     Another thing that needs to be done is that money printing must be reduced to the bare minimum needed to keep the economy afloat. All that will bring an end to our current economic woes and ensure a stable economy in the long run. This will lower oil prices as well, but to bring them back to pre-2021 prices, the ban on fracking must go and the Keystone XL pipeline’s permit must be returned.  I’m aware of the environmental impact that decision will have, and I do know that those regulations had good goals in mind.  But it ignores that the U.S., along with the entire world, simply isn’t ready to go green yet. We don’t have enough wind fields, solar panel fields, geothermal or hydroelectric power plants yet to fully eliminate our need for fossil fuels. Not to mention, they are still nowhere near as efficient, cheap, or powerful as fossil fuels. Not everyone can afford green energy, solar panels, or green products, such as Tesla cars. Even then, even if the U.S. and Europe go net-zero, countries like China and Russia – two of the biggest polluters – will ruin any progress toward stopping climate change. It will reduce carbon emissions, but it truly needs to count on all the biggest world powers to join in for it to be effective. Third-world countries should be exempted from this to allow them to industrialize first and then make them switch to green energy. 

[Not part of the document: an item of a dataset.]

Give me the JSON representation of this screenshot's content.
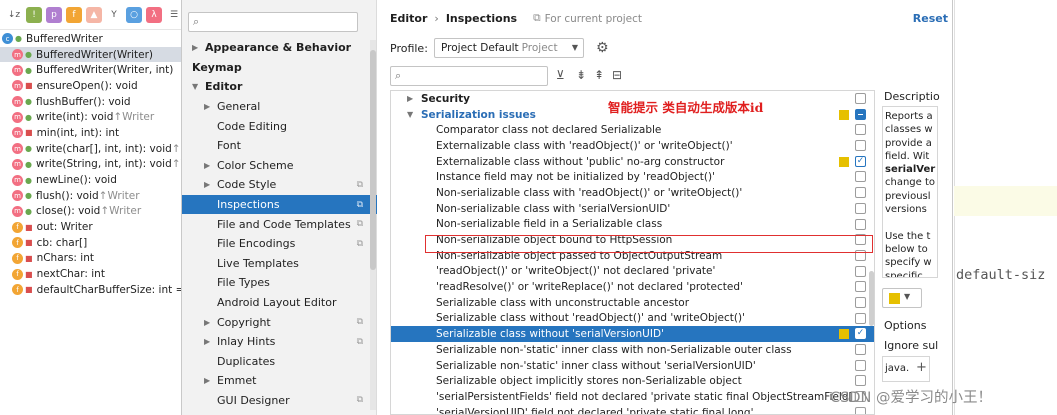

   But I really doubt that our two biggest enemies will be willing to sit down and cooperate, as it will force them to regulate or give up the industries that built their modern societies – a price neither will be willing to pay. We must still continue doing our part by improving and developing our green energy until it actually can replace fossil fuels, as well as fund more research and allow for the construction of nuclear power plants, as newer technology has already made it a far safer, cleaner and more powerful energy source than it was 40 years ago. In the meantime, they can serve as complimentary sources to fossil fuels as they are phased out. And those are just the facts.